Aim of the exercise =
Your answer should consist of all lines in the listing that hold the word "minimize".

Data for processing =
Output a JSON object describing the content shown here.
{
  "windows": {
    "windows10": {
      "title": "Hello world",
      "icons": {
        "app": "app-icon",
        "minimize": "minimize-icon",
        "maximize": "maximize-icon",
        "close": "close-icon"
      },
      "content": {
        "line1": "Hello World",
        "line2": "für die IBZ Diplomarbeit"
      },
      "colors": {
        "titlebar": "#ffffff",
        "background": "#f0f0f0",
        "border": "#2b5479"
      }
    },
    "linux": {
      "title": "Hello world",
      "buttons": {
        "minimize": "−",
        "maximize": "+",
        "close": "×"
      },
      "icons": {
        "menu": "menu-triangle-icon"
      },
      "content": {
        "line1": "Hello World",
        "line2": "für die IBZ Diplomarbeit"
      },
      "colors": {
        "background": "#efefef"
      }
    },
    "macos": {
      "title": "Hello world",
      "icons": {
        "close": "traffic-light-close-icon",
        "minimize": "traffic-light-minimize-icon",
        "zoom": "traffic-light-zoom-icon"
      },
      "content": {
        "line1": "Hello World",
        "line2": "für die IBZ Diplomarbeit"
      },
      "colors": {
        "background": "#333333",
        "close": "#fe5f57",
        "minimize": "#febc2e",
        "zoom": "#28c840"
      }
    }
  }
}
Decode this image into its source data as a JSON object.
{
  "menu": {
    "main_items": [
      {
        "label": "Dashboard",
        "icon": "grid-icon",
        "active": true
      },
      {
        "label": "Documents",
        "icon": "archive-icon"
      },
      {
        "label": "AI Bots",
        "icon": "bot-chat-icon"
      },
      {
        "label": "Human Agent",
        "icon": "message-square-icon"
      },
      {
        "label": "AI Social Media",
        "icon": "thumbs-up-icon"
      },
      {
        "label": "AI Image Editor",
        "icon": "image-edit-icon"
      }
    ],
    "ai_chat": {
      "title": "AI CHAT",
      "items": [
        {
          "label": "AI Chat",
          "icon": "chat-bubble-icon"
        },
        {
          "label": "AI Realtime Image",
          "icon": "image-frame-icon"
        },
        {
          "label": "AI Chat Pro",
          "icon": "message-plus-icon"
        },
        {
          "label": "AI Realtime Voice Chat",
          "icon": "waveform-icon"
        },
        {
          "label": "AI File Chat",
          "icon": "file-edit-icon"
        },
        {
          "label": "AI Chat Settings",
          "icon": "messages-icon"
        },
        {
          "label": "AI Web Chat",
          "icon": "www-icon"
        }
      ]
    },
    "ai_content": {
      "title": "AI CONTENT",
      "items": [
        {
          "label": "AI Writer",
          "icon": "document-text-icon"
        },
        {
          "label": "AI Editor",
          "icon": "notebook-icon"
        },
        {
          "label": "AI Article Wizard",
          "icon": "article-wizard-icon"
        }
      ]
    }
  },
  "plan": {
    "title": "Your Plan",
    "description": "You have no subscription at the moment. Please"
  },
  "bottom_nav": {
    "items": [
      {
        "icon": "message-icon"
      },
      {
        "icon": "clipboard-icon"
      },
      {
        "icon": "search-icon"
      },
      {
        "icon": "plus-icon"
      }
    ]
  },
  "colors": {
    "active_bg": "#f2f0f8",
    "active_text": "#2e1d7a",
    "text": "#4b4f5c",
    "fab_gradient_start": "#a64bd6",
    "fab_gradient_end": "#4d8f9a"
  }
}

Result of the task =
        "minimize": "minimize-icon",
        "minimize": "−",
        "minimize": "traffic-light-minimize-icon",
        "minimize": "#febc2e",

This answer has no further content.